It took nine years and the Bank of Japan expanded its balance sheet to the $5 trillion mark, but Asia’s second-largest economy is finally seeing some inflation.
Tokyo officials are realizing the hard way, however, that it pays to be careful what you wish for as bond yields rise.
Admittedly, the consumer price gains reported by Japan are negligible compared to those of the United States and China. And inflation is still far from the BOJ’s 2% target. However, the 0.5% rise in consumer prices in January over one year is already worrying the bond market. It followed a 0.8% jump in December and marks the fifth consecutive month of increases.
The concern is that inflation in Japan is of the “wrong” type. Haruhiko Kuroda was hired as BOJ Governor in March 2013 to end deflation. Kuroda triggered tidal waves of cash. It sent the yen down 30%, generated record corporate profits and propelled stocks on the Nikkei 225 Average to 31-year highs.
Yet even after inflating the BOJ balance to the point where it exceeded gross domestic product, inflation remained elusive. The reason: The lack of bold reforms has left corporate CEOs hesitant to raise salaries or invest big in new innovations.
Then came Covid-19. As economies reopen and supply chains deteriorate, global inflation spikes head towards Japan. Soaring energy and other commodity costs are causing Japan to import the inflation the BOJ hoped to generate organically at home. And bond traders don’t like it.
Over the past few weeks, 10-year government debt yields have hit a six-year high of 0.2%. That won’t seem problematic, given the comparable US Treasury yield of 1.93%. But Washington’s debt is nowhere near the 250% to GDP ratio that Japan faces. The US population is not shrinking, nor is it aging at an alarming rate from year to year.
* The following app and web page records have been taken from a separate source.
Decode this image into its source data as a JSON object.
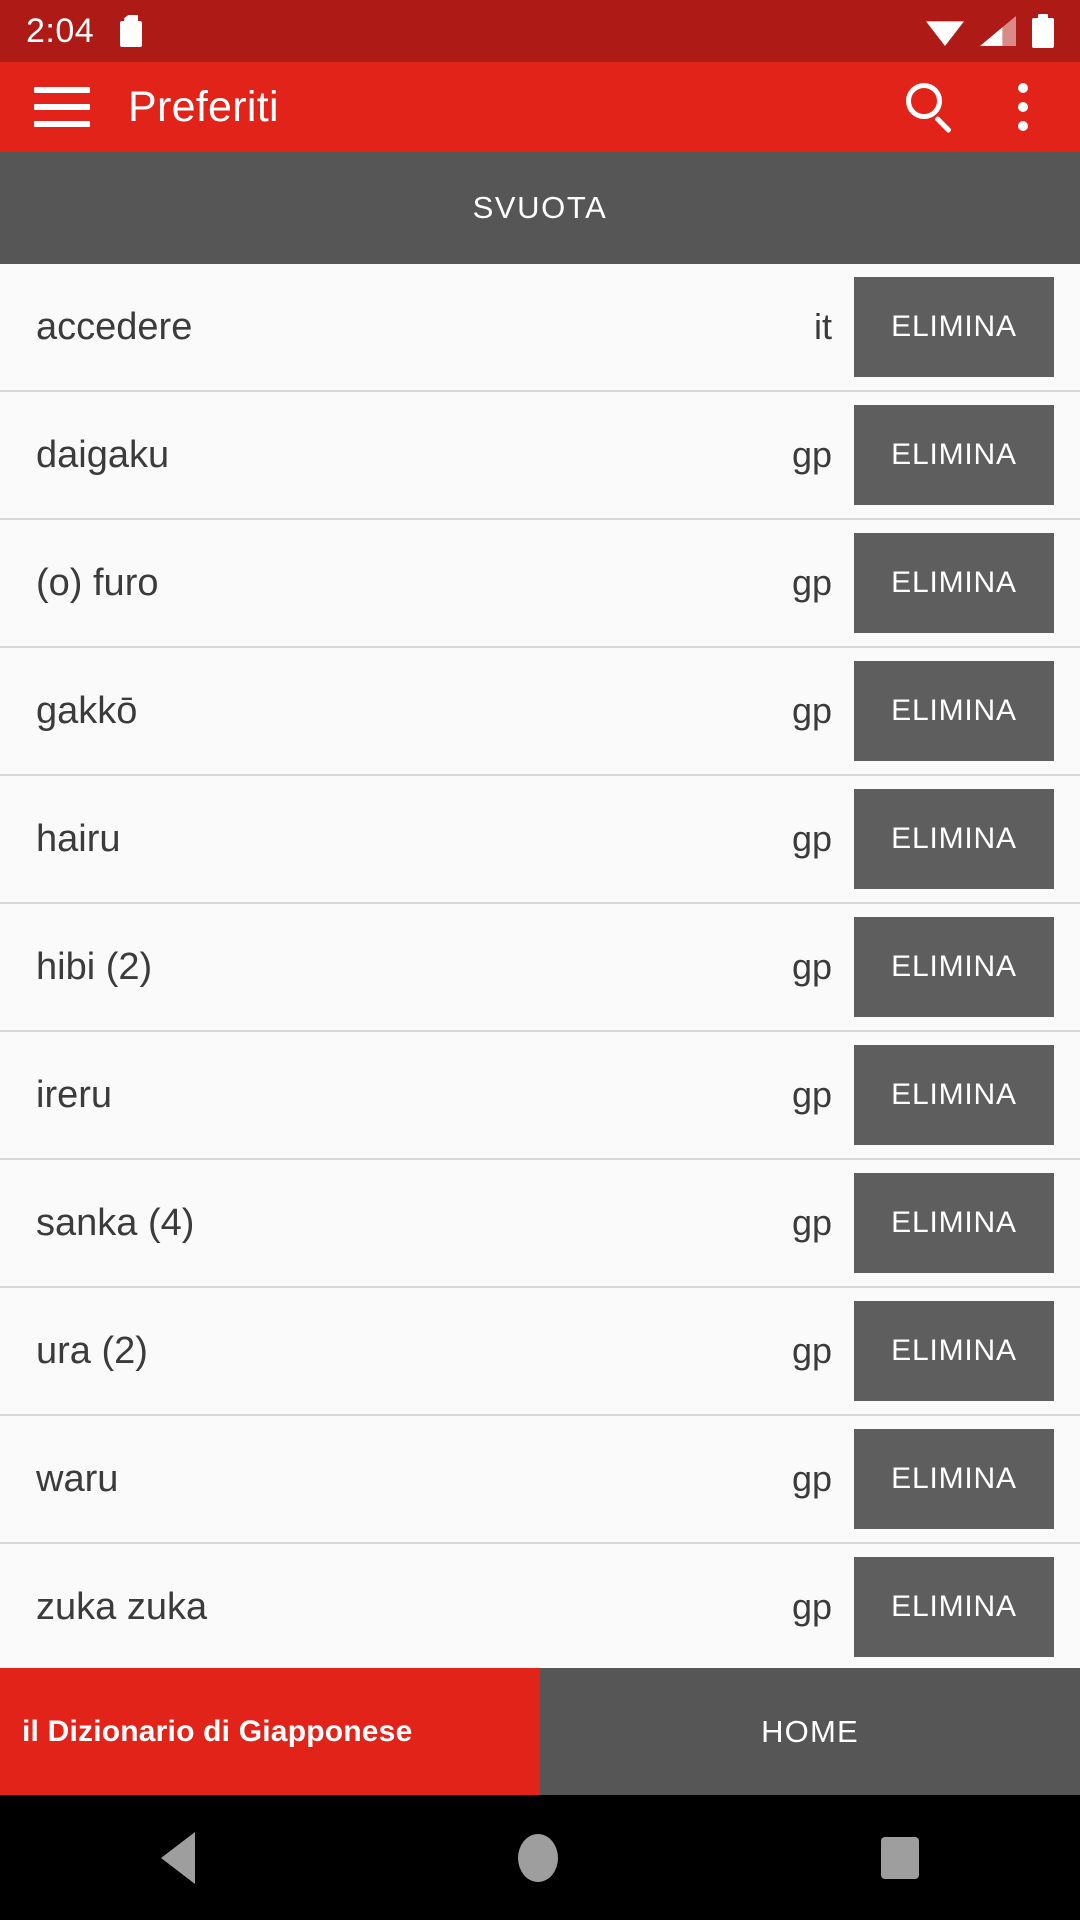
{
  "status_bar": {
    "time": "2:04",
    "icons": [
      "sd-card-icon",
      "wifi-icon",
      "cellular-signal-icon",
      "battery-icon"
    ],
    "background_color": "#AE1B16"
  },
  "app_bar": {
    "menu_icon": "hamburger-menu-icon",
    "title": "Preferiti",
    "search_icon": "search-icon",
    "overflow_icon": "more-vertical-icon",
    "background_color": "#E2231A"
  },
  "clear_bar": {
    "label": "SVUOTA",
    "background_color": "#565656"
  },
  "list": {
    "delete_label": "ELIMINA",
    "items": [
      {
        "word": "accedere",
        "lang": "it"
      },
      {
        "word": "daigaku",
        "lang": "gp"
      },
      {
        "word": "(o) furo",
        "lang": "gp"
      },
      {
        "word": "gakkō",
        "lang": "gp"
      },
      {
        "word": "hairu",
        "lang": "gp"
      },
      {
        "word": "hibi (2)",
        "lang": "gp"
      },
      {
        "word": "ireru",
        "lang": "gp"
      },
      {
        "word": "sanka (4)",
        "lang": "gp"
      },
      {
        "word": "ura (2)",
        "lang": "gp"
      },
      {
        "word": "waru",
        "lang": "gp"
      },
      {
        "word": "zuka zuka",
        "lang": "gp"
      }
    ]
  },
  "bottom_bar": {
    "brand_label": "il Dizionario di Giapponese",
    "brand_color": "#E2231A",
    "home_label": "HOME",
    "home_color": "#565656"
  },
  "nav_bar": {
    "back_icon": "triangle-back-icon",
    "home_icon": "circle-home-icon",
    "recents_icon": "square-recents-icon",
    "background_color": "#000000"
  }
}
Soaring rates were enough to catalyze Kuroda’s team to smooth things over in Tokyo’s $12 trillion government debt market. Earlier this month, the BOJ stepped in to enforce its “yield curve control” policy for the first time since 2018.
For this, there are two clear takeaways. First, the idea that the BOJ will decline anytime soon is rather fanciful. Second, the Japanese bond market could become a bigger risk to global financial stability than investors realize.
The first debate was lively just a few months ago. At the end of 2021 there were indications that Japanese GDP was returning to pre-Covid levels. Japan’s 5.4% annualized growth in the October-December period has put it firmly on a path back to the 2019 range.
Yet the BOJ is haunted by past efforts to end the quantitative easing that has been the Japanese norm since 2001. In 2006 and 2007, for example, then BOJ Governor Toshihiko Fukui ended to QE and managed to lift short-term rates away from zero with two tightening moves. In 2008, Fukui’s successor brought Japan back to zero and QE.
Japan, as Kuroda learned, is addicted to free money. The national government, provincial leaders, banks, business leaders and investors have become accustomed to zero rates. Any effort by the BOJ to wean the economy off the money sauce goes awry very quickly. So, the BOJ cut in 2022 seems like a no-start.
And yet, the bond market could be vulnerable to the stumbles that are rapidly globalizing.
Admittedly, a Japanese bond crash has been something of a widow’s trade over the past decade. Short-sellers betting that Japan’s crippling debt would go awry underestimated the BOJ’s determination to maintain calm. They also seemed to miss the cornerstone role of the government’s IOUs plan in Japan.
Of course, this is true of most nations. In the case of Japan, however, government bonds are the financial equivalent of the sun, around which everything else orbits. They are the main anchor assets of banks, corporations, endowments, insurance pools, local governments, pensions, postal system, massive ranks of retirees, universities and any other institution that you can name.
In other words, the entire universe of Japan Inc. has a prime incentive to keep the peace in the bond realm. And yet, it gets harder and harder as the inflation that Kuroda & Co. has wanted for years starts to happen.
Tokyo is now one of three colossal markets at risk amid the Covid-19 dislocations. The United States suffers the largest increases in inflation in 40 years, while the national debt exceeds 30 trillion dollars.
In China, President Xi Jinping’s efforts to reduce leverage among property developers have been met with Covid-related dislocations. At the end of 2021, global markets were spinning in response to defaults by China Evergrande Group, Fantasia Holdings, Kaisa Group and others.
And now Japan is having its own dose of activist traders pushing up debt yields. When the world’s three most watched debt markets are arguably simultaneously on shaky ground, it’s hard not to worry.
Of course, Team Kuroda has a few tricks up its sleeves to keep financial peace. But with inflation on the way, its ability to control the ticking time bomb that its $5 trillion balance sheet has become can no longer be taken for granted.